I knew my glowing description of the radio had struck a chord when my mother asked, “How many books of stamps does the darned thing cost?”
I had no idea what number of books might be considered too many but I couldn’t avoid answering with the correct number: “only five books.”
I didn’t know the dollar value of a book of “Green Stamps” at that time but later learned that each book was worth about $1.20 in dollars and cents.
“That seems like a lot for a darned old radio. I only have 14 books and I’ve been saving for a new electric coffee pot. The cord on the old one is shot and I have to wiggle it to get the thing to work.”
How could I argue the benefits of a transistor radio over that of an electric coffee maker?
“OK, I guess the coffee pot can wait. We’ll get your radio. After all, God forbid that you would be the only one at school without a transistor radio with a genuine imitation leather case.”
I think she was in a small way making light of my radiant description of the radio but I really didn’t mind. The important thing was I was getting my radio.
I suppose a couple of weeks passed. Then one day as I walked through the front door, following a day of school, I saw a package lying conspicuously on the sofa cushion. I guess my mother heard the door slam as she promptly rounded the corner just enough to expose her face.
“I didn’t open the package, but it’s gotta be that old radio you wanted. Now you can hold your head up at school.”
Sarcasm once again, but I brushed it off like a piece of insignificant lint and opened the package. Sure enough, it was my radio and how beautiful it was. I removed the radio from the box and oh how gracefully and effortlessly it slid into that black genuine imitation leather case.

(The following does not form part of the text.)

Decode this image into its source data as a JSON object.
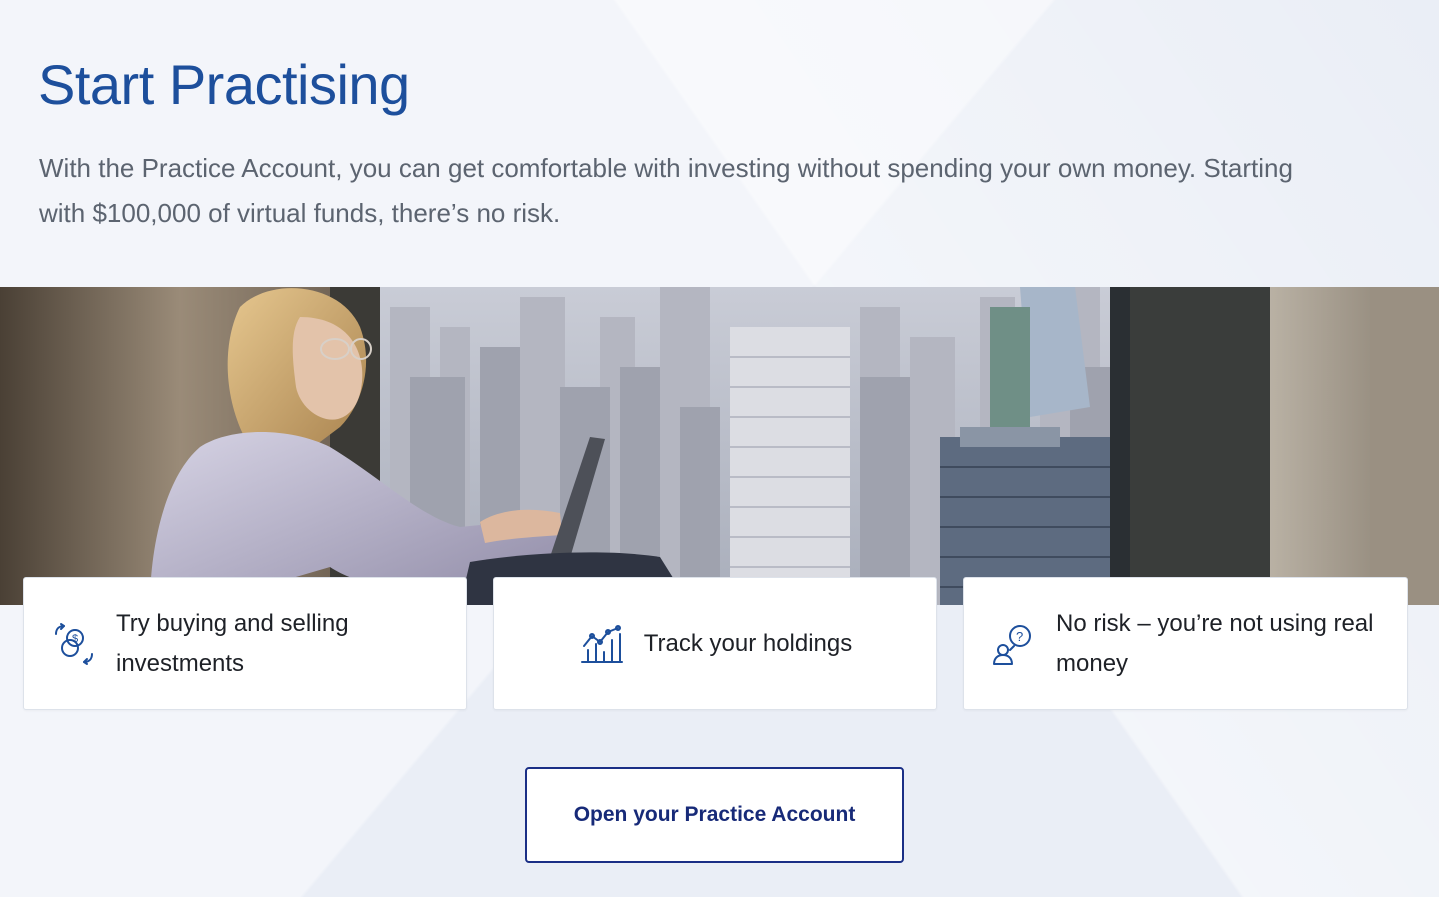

Leaving the packaging materials strewn about the sofa and floor, I ran into my bedroom, opened the top desk drawer and removed two slightly used batteries. I then turned the radio on and while moving the dial from side to side finally heard what I had wanted, rock and roll music. How utterly perfect a piece of engineering that source of beautiful music was.
My life went on with very little change, but I was often seen walking the neighborhood sidewalks with the radio held near to my ear listening to Chubby Checker’s rendition of “The Twist.” I don’t know whatever happened to that radio; broken and discarded I suppose.
The S & H Green Stamp rewards program was a marketing and rewards program initiated by the Sperry and Hutchinson Company. The company was founded in 1896 and the rewards program was popular between the 1930s and lasted until the 1980s. When purchases at selected stores were made, shoppers were rewarded with stamps. The number of stamps dispensed was dependent on the amount of the purchase. The stamps were then licked and placed onto identified spaces on the S&H Green Stamp book’s pages and filled books could be redeemed for merchandise; like transistor radios and electric coffee makers.
A week or so after the receipt of the prized bit of electronics, in the morning before school, I do recall sitting at the kitchen table and enjoying my bowl of “Kellogg’s Corn Flakes” and milk, when I overheard my mother remark, “I’m gonna throw this darn coffee maker away. I guess I’ll get electrocuted someday while I’m wiggling this here cord and nobody will give a damn.”
Then, and under her breath and only barely audible, I heard her say, “When I was growing up, me and my friend Maxine never even thought about getting a fancy radio. Why, if we wanted to listen to music we dragged our butts down to the malt shop or just sang to ourselves; kids these days!”
My mother was a chronic grumbler, but she was also someone who always put my needs, and yes, childhood dreams, before her own; hence my “Westinghouse 8 Transistor Radio with black carrying case and headphone jack.”
Stan Fine is a retired police officer and Verizon Security Department investigator who, after retiring in 2006, moved from Tampa, Fla., to Noel, Mo. Stan’s connection to Noel can be traced back to his grandparents who lived most of their lives there. Stan began writing after the passing of his wife Robin in 2013. Opinions expressed are those of the author.
General News on 07/11/2019